> _Work to complete_: Search the entries for the word "Täglich". Copy every line that holds it.

> _Information provided_:
══════

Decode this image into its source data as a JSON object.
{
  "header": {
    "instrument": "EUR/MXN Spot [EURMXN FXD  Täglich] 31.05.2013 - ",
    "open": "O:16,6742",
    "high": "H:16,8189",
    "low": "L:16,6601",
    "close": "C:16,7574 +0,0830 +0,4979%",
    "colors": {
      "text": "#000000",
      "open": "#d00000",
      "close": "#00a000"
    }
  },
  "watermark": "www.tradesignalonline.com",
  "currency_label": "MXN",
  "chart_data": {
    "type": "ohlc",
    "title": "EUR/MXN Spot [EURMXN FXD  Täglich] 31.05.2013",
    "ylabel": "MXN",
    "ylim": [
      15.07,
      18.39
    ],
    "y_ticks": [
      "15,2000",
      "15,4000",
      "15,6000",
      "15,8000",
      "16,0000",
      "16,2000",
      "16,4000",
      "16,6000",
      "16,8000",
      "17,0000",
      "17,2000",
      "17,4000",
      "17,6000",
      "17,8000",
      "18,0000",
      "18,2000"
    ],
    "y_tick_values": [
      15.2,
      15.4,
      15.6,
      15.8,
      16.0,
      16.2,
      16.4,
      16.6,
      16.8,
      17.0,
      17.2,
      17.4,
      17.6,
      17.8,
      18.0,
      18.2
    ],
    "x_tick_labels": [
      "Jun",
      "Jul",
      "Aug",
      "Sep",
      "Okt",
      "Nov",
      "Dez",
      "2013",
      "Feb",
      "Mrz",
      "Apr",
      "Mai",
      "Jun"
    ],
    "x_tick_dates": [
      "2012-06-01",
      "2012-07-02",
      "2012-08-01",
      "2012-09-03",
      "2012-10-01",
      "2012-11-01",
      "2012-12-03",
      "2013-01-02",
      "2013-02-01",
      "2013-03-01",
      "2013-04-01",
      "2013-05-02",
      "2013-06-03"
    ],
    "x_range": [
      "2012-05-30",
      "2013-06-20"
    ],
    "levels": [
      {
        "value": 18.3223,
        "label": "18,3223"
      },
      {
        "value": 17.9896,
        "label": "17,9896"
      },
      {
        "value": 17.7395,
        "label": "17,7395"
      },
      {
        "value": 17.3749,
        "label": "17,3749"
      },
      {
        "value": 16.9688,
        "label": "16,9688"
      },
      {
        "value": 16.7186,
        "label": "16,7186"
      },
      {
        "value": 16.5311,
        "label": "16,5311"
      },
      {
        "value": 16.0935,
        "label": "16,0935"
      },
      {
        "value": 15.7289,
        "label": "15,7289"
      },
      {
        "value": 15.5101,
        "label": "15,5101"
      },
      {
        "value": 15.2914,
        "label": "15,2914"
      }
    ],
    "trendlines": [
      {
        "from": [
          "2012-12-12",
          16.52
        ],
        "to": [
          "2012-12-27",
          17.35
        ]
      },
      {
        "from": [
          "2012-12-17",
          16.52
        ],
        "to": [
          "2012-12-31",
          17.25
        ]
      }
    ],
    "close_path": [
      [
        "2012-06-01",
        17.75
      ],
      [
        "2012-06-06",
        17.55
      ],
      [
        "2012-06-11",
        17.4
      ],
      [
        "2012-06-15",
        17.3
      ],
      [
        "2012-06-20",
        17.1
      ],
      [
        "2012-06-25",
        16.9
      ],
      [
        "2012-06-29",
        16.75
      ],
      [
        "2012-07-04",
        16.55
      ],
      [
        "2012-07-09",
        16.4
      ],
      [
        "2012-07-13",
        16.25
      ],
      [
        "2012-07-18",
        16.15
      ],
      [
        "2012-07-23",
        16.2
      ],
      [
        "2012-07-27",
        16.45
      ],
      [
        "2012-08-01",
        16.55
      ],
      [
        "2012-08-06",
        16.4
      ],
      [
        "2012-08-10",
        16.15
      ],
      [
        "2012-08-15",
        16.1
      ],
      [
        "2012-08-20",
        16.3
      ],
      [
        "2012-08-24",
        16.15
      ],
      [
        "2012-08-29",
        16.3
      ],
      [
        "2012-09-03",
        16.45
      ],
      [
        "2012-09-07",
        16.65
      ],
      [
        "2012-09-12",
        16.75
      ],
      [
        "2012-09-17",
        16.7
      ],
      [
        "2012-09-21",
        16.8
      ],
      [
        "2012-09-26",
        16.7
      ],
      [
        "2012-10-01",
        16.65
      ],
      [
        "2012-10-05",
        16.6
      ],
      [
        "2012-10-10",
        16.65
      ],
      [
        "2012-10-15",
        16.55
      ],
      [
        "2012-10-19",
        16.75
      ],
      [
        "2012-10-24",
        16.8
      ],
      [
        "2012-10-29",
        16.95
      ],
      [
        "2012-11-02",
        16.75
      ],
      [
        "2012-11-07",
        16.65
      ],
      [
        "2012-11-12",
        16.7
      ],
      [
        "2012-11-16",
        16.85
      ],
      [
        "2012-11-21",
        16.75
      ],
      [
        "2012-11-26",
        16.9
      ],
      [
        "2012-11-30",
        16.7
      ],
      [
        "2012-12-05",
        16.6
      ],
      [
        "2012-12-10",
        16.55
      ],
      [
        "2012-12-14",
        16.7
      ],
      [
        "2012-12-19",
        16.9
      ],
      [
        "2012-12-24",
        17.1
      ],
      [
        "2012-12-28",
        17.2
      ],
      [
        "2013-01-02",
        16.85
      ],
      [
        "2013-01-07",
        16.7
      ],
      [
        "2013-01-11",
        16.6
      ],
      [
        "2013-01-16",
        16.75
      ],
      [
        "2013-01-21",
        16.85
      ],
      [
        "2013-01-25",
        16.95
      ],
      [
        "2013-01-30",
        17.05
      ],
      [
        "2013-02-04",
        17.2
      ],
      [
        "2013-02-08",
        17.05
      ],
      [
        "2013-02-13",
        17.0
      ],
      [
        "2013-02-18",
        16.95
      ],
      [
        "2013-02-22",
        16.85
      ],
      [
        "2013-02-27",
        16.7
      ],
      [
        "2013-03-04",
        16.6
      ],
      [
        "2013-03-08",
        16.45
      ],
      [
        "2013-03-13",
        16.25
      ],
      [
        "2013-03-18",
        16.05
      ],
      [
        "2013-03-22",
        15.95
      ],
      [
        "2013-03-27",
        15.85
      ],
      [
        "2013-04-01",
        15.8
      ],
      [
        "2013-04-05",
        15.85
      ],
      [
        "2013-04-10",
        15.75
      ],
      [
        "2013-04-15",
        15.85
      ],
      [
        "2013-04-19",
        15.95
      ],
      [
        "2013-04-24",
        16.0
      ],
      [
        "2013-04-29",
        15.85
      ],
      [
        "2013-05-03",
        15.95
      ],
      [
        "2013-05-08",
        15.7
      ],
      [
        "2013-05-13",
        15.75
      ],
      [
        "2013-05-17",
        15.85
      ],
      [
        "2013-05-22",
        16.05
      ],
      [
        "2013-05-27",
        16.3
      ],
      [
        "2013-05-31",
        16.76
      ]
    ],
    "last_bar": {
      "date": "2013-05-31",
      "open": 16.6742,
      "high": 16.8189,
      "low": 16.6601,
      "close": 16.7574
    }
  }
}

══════

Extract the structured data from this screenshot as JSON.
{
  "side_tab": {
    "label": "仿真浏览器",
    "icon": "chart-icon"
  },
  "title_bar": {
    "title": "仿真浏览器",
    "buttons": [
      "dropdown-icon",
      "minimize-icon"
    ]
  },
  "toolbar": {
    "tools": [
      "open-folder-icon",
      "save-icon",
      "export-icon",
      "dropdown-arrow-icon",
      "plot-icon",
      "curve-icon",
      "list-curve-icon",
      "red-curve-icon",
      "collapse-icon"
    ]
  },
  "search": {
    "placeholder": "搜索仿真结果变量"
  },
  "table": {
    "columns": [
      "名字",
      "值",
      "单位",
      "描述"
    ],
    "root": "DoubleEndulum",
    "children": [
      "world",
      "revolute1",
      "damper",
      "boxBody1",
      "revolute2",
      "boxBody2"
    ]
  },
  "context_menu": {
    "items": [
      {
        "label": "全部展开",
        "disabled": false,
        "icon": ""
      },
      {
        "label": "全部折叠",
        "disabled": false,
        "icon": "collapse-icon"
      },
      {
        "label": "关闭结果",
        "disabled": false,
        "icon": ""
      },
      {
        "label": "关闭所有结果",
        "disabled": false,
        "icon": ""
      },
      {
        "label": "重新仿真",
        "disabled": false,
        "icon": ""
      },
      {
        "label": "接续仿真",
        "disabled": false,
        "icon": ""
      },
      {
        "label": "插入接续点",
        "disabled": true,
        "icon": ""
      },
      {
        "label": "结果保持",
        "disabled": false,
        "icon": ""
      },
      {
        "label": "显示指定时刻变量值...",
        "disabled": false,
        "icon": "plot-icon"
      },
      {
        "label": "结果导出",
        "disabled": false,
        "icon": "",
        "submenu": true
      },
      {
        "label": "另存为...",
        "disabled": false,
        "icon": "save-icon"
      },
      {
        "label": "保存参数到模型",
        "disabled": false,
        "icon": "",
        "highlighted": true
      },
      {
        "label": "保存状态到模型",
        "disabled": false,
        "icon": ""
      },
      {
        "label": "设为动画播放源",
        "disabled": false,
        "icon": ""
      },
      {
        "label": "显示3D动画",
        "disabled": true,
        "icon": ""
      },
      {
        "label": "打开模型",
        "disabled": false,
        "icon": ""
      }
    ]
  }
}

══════

> _Problem solution_:
    "instrument": "EUR/MXN Spot [EURMXN FXD  Täglich] 31.05.2013 - ",
    "title": "EUR/MXN Spot [EURMXN FXD  Täglich] 31.05.2013",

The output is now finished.